If you select an appropriately isolated site, say somewhere in an Australian desert, you could simply start building individual arrays as money and resources permit, then link them up with fibre networks, and extend the whole thing as and when convenient, or financially possible...
Speaking of fibre networks, the new high-speed fibre network in Australia, funded by the Government, would work right in with this initiative.
5 / 5 (1) Apr 05, 2011
Hey, why not go ahead and make a SKA at EACH of the 3 locations? This would allow thrice as much research, and the possibility of coordinated efforts between the three locations to do even deeper and more precise observations...At the least, mapping the stars in ultra-high resolution would go three times as fast if there were three arrays instead of one...

First, there are just two locations being considered. The Australian array would have some elements in New Zealand.

Second, of course the SKA project will be used during construction. In fact the computing requirements of the project are such that experimenting with the software organization will be necessary. If the antennas of the SKA all existed today, there would be no way to use all the data.

Oh, and finally, there really will be three different arrays with antennas designed for different frequencies.
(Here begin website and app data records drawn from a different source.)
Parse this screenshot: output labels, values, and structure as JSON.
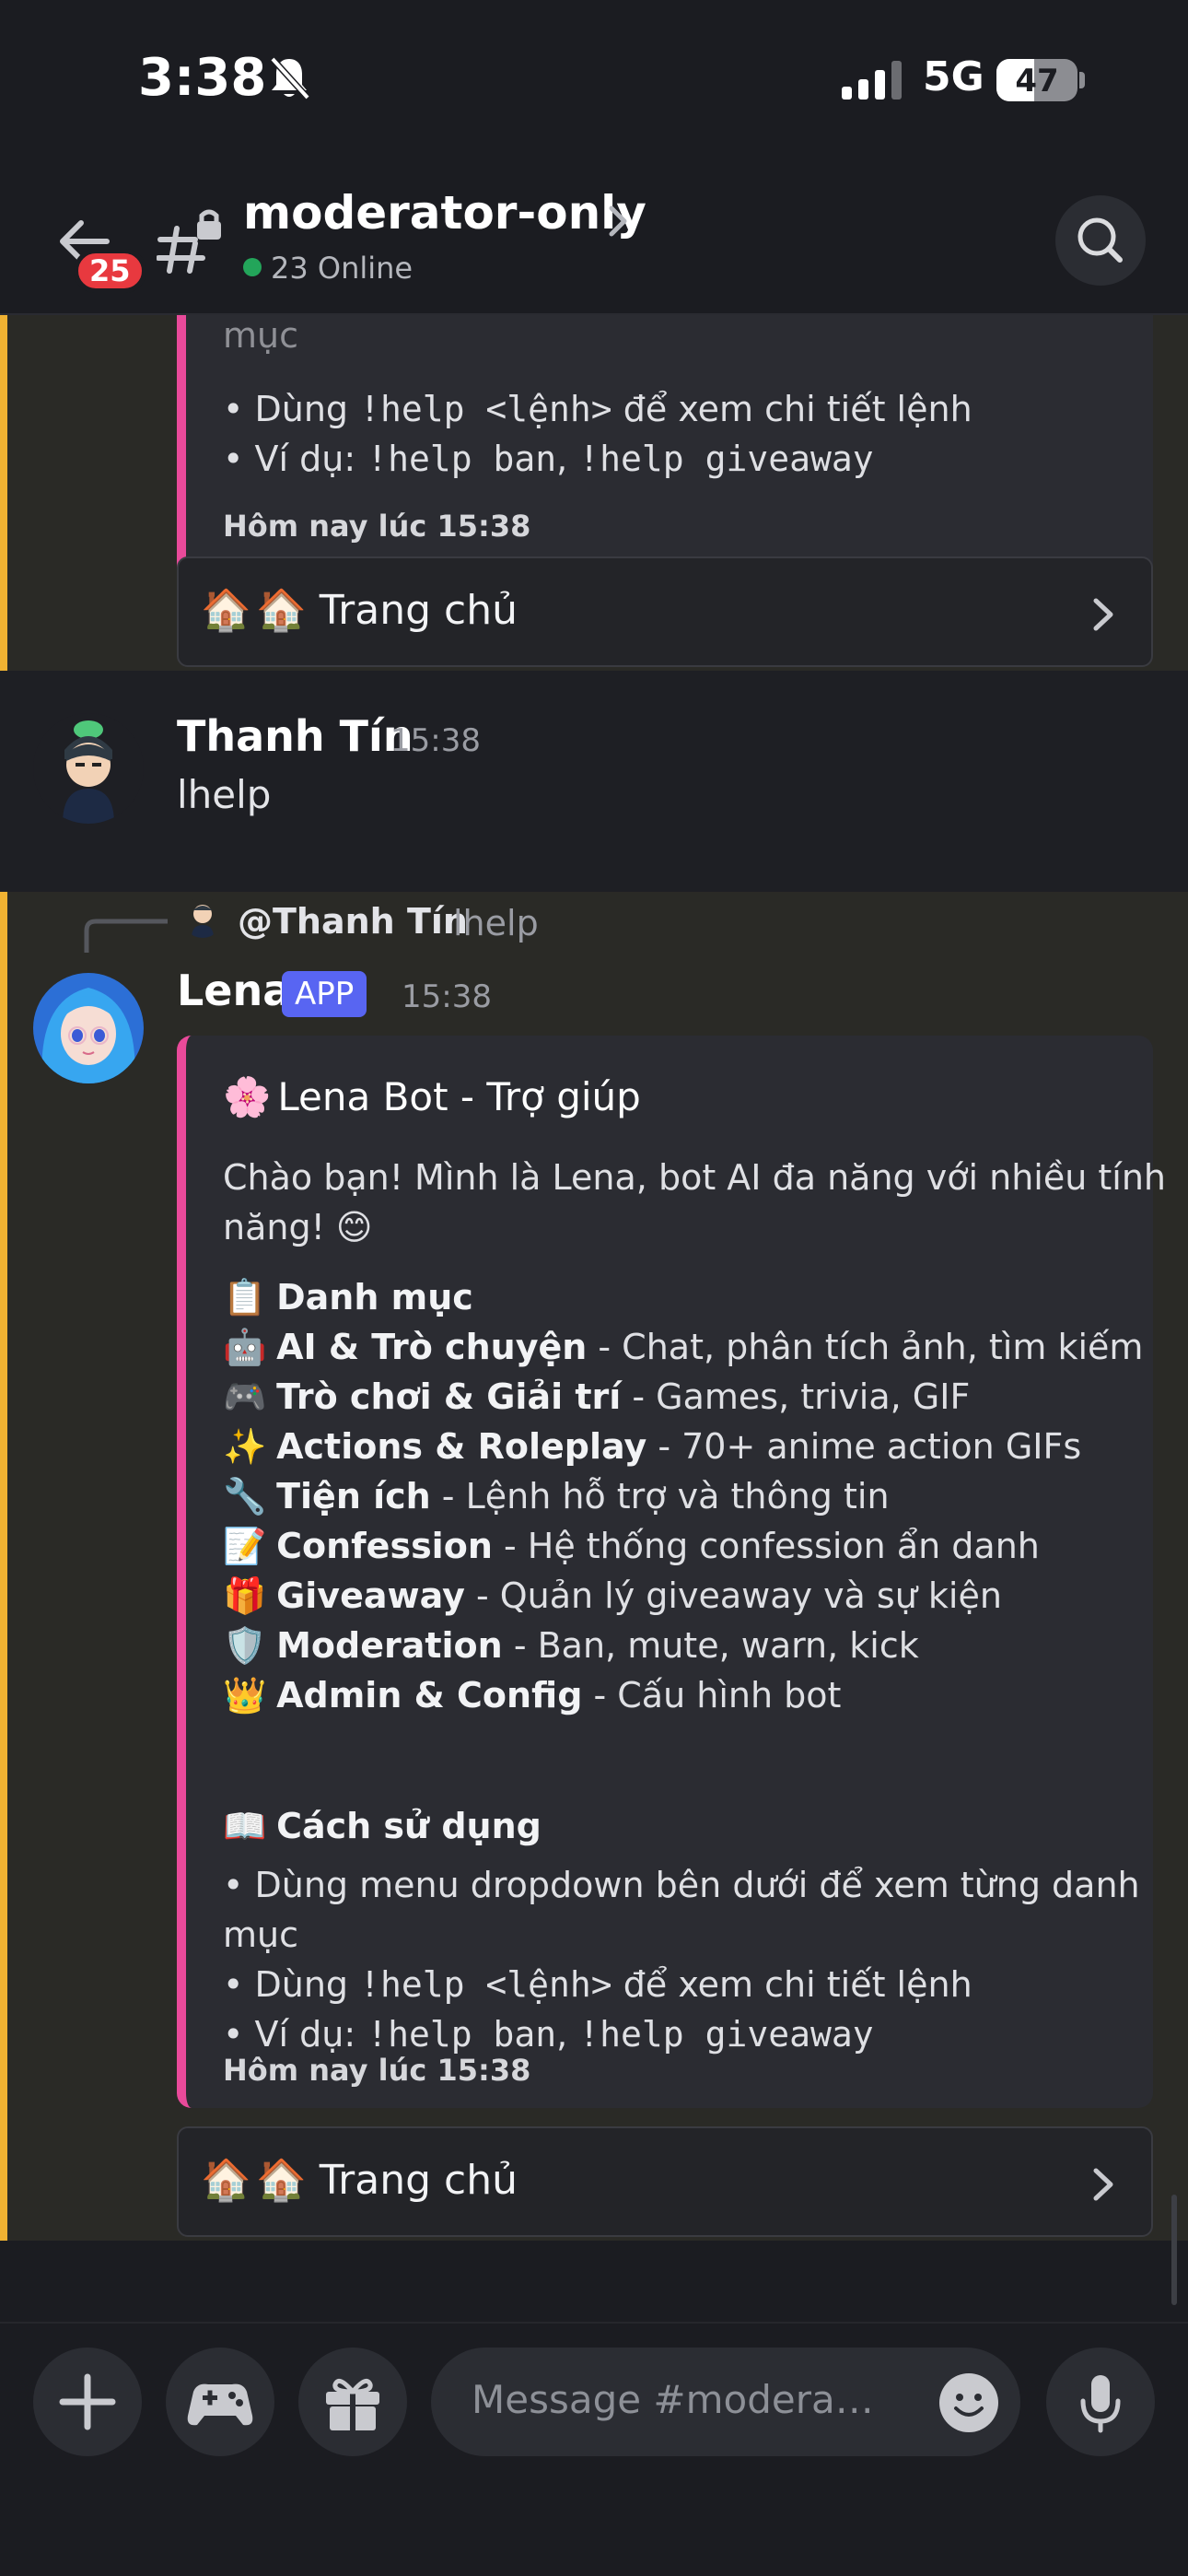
{
  "status_bar": {
    "time": "3:38",
    "network": "5G",
    "battery_percent": "47",
    "battery_level": 0.47
  },
  "header": {
    "channel_name": "moderator-only",
    "online_text": "23 Online",
    "unread_count": "25"
  },
  "top_embed": {
    "partial_line": "mục",
    "usage_lines": [
      {
        "pre": "• Dùng ",
        "code": "!help <lệnh>",
        "post": " để xem chi tiết lệnh"
      },
      {
        "pre": "• Ví dụ: ",
        "code1": "!help ban",
        "sep": ", ",
        "code2": "!help giveaway"
      }
    ],
    "footer": "Hôm nay lúc 15:38",
    "button_label": "🏠 Trang chủ"
  },
  "user_message": {
    "author": "Thanh Tín",
    "time": "15:38",
    "text": "lhelp"
  },
  "bot_message": {
    "reply_author": "@Thanh Tín",
    "reply_text": "lhelp",
    "author": "Lena",
    "app_tag": "APP",
    "time": "15:38",
    "embed": {
      "title": "Lena Bot - Trợ giúp",
      "intro_line1": "Chào bạn! Mình là Lena, bot AI đa năng với nhiều tính",
      "intro_line2": "năng! 😊",
      "categories_heading": "Danh mục",
      "categories": [
        {
          "icon": "🤖",
          "name": "AI & Trò chuyện",
          "desc": " - Chat, phân tích ảnh, tìm kiếm"
        },
        {
          "icon": "🎮",
          "name": "Trò chơi & Giải trí",
          "desc": " - Games, trivia, GIF"
        },
        {
          "icon": "✨",
          "name": "Actions & Roleplay",
          "desc": " - 70+ anime action GIFs"
        },
        {
          "icon": "🔧",
          "name": "Tiện ích",
          "desc": " - Lệnh hỗ trợ và thông tin"
        },
        {
          "icon": "📝",
          "name": "Confession",
          "desc": " - Hệ thống confession ẩn danh"
        },
        {
          "icon": "🎁",
          "name": "Giveaway",
          "desc": " - Quản lý giveaway và sự kiện"
        },
        {
          "icon": "🛡️",
          "name": "Moderation",
          "desc": " - Ban, mute, warn, kick"
        },
        {
          "icon": "👑",
          "name": "Admin & Config",
          "desc": " - Cấu hình bot"
        }
      ],
      "usage_heading": "Cách sử dụng",
      "usage_line1a": "• Dùng menu dropdown bên dưới để xem từng danh",
      "usage_line1b": "mục",
      "usage_line2_pre": "• Dùng ",
      "usage_line2_code": "!help <lệnh>",
      "usage_line2_post": " để xem chi tiết lệnh",
      "usage_line3_pre": "• Ví dụ: ",
      "usage_line3_code1": "!help ban",
      "usage_line3_sep": ", ",
      "usage_line3_code2": "!help giveaway",
      "footer": "Hôm nay lúc 15:38"
    },
    "button_label": "🏠 Trang chủ"
  },
  "composer": {
    "placeholder": "Message #moderator-only"
  },
  "colors": {
    "accent_highlight": "#f0b232",
    "embed_bar": "#e94a9a",
    "app_tag": "#5865f2",
    "online": "#23a55a",
    "badge": "#e8393f"
  }
}
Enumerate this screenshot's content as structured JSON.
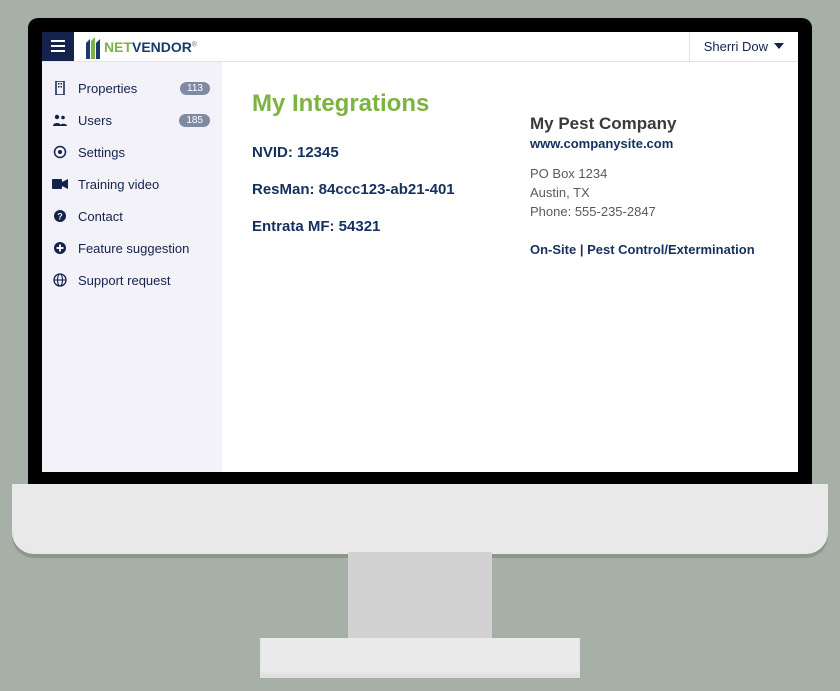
{
  "header": {
    "logo_part1": "NET",
    "logo_part2": "VENDOR",
    "user_name": "Sherri Dow"
  },
  "sidebar": {
    "items": [
      {
        "label": "Properties",
        "badge": "113",
        "icon": "building-icon"
      },
      {
        "label": "Users",
        "badge": "185",
        "icon": "users-icon"
      },
      {
        "label": "Settings",
        "badge": "",
        "icon": "gear-icon"
      },
      {
        "label": "Training video",
        "badge": "",
        "icon": "video-icon"
      },
      {
        "label": "Contact",
        "badge": "",
        "icon": "question-icon"
      },
      {
        "label": "Feature suggestion",
        "badge": "",
        "icon": "plus-circle-icon"
      },
      {
        "label": "Support request",
        "badge": "",
        "icon": "globe-icon"
      }
    ]
  },
  "main": {
    "title": "My Integrations",
    "integrations": {
      "nvid": "NVID: 12345",
      "resman": "ResMan: 84ccc123-ab21-401",
      "entrata": "Entrata MF: 54321"
    },
    "company": {
      "name": "My Pest Company",
      "website": "www.companysite.com",
      "address1": "PO Box 1234",
      "address2": "Austin, TX",
      "phone": "Phone: 555-235-2847",
      "category": "On-Site | Pest Control/Extermination"
    }
  }
}
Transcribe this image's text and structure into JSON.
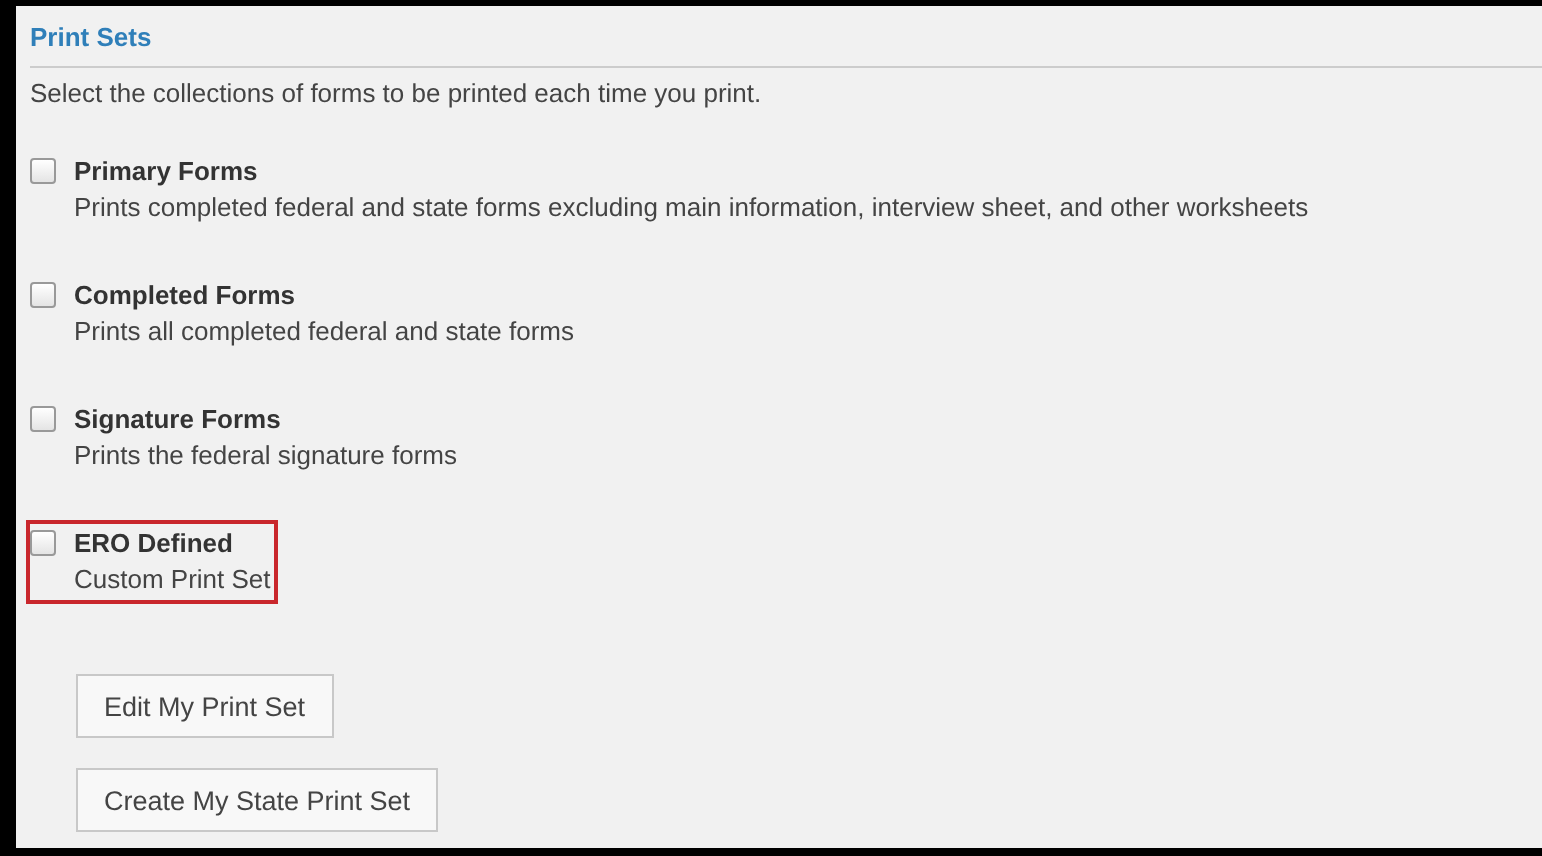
{
  "title": "Print Sets",
  "description": "Select the collections of forms to be printed each time you print.",
  "options": [
    {
      "label": "Primary Forms",
      "detail": "Prints completed federal and state forms excluding main information, interview sheet, and other worksheets",
      "checked": false,
      "highlighted": false
    },
    {
      "label": "Completed Forms",
      "detail": "Prints all completed federal and state forms",
      "checked": false,
      "highlighted": false
    },
    {
      "label": "Signature Forms",
      "detail": "Prints the federal signature forms",
      "checked": false,
      "highlighted": false
    },
    {
      "label": "ERO Defined",
      "detail": "Custom Print Set",
      "checked": false,
      "highlighted": true
    }
  ],
  "buttons": [
    "Edit My Print Set",
    "Create My State Print Set"
  ]
}
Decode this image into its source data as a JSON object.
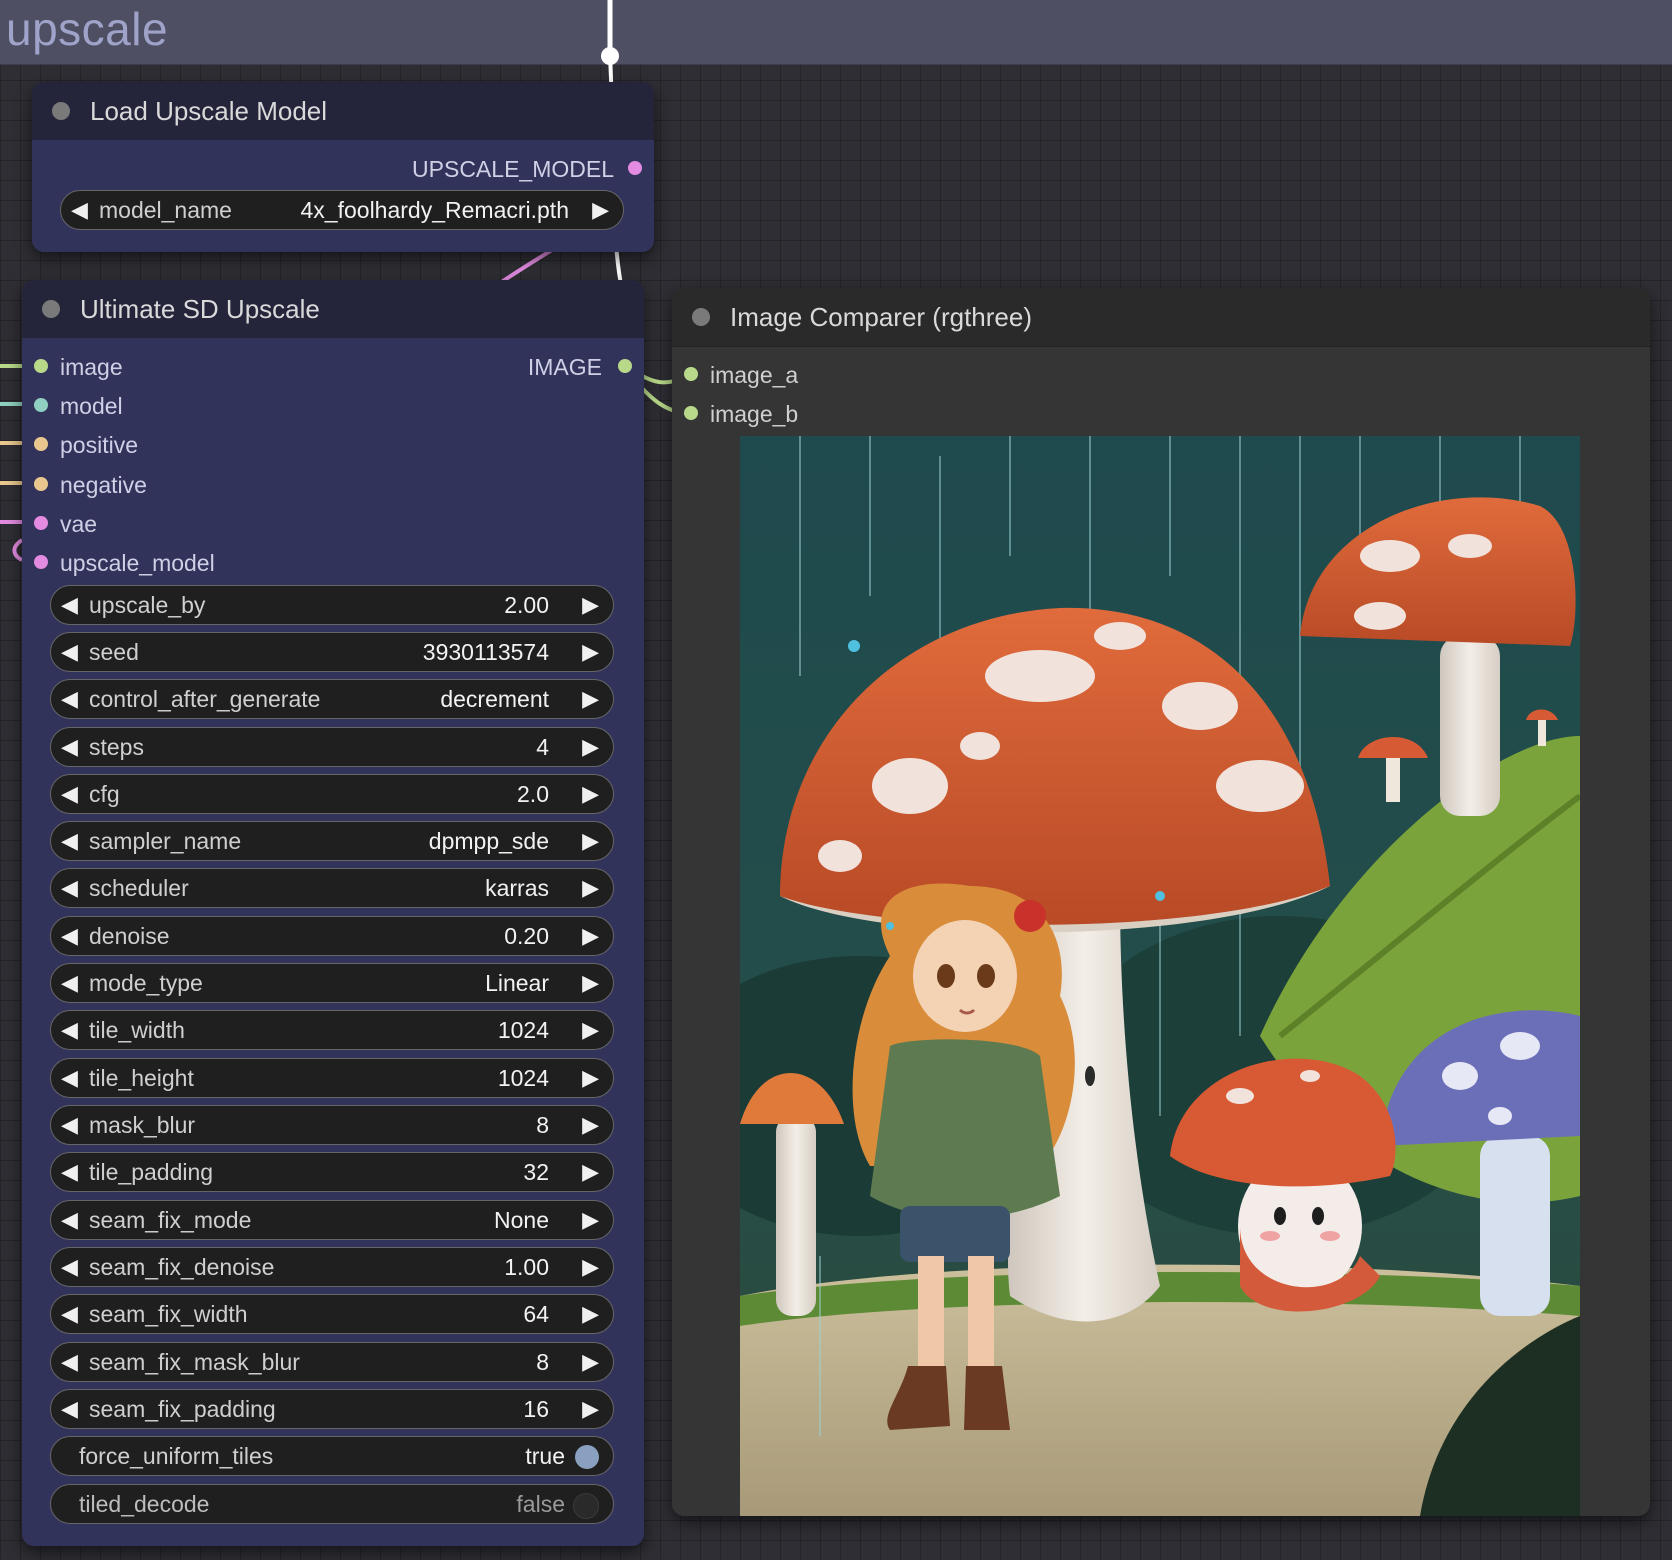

The center grids for the three arrays will be within a few kilometers of each other.